 Dean recalled the day Little died. He was hunting with some younger guys in an area they had hunted a lot, not far from Deanís home. Little was 9 years old, and Dean estimates Little was in on taking around 500 hogs in his life. They hadnít been hunting more than 5 minutes when the dogs struck a hog and got it bayed up. He says when they bay a really large aggressive hog, the dogs make a different sound, more of a frantic sound. Dean knew when he heard the sound of the dogs, they were in trouble. He told the younger guys, ďThis is a bad hog, itís going to kill our dogs.Ē He told them to run as fast as they could and not to wait for him. They got there and killed the hog, but, sadly, Little had been mortally wounded. Dean said Little had hunted that area a lot, and he felt there was no place more fitting to lay him to rest.  Dean has lost a few dogs over the years to hogs. It is a part of hog hunting that no one enjoys. He made a statement that really struck me. Dean said, ďIf you could really talk to a hunting dog, and ask them how they felt about something, and you asked them if they would rather sit around the house and live to be 15, or, they could go hunting, but they may only live a few years, those hunting dogs would all rather die doing what they love than live and never get to hunt.Ē 
 Dean still hunts a couple times a week. He is training some young dogs, and has no plans to stop hunting hogs anytime soon. Dean plans to raise the occasional litter, and will breed, as always, first and foremost, for hunt. 

                          Dean, Little, and some of Deanís Wifeís family from England

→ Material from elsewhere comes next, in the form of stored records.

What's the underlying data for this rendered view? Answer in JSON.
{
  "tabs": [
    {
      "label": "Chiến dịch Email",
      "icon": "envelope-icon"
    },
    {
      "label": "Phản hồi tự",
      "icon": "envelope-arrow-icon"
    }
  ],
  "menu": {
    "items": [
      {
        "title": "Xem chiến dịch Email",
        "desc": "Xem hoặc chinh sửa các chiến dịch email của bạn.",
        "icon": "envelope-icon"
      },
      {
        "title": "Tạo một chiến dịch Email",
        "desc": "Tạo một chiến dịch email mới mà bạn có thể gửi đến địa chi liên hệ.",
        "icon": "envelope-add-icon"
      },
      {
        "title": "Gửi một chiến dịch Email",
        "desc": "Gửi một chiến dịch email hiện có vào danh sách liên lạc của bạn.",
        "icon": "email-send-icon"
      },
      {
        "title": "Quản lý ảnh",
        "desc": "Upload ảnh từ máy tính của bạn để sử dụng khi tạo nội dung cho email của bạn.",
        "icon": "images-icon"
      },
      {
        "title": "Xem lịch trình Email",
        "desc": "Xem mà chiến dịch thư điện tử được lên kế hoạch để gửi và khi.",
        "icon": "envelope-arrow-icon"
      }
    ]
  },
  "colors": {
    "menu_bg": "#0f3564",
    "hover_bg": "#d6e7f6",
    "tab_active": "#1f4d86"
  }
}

I wish to send a special thanks to Dean Dickison for allowing me to share this story. 

By Ellis Decker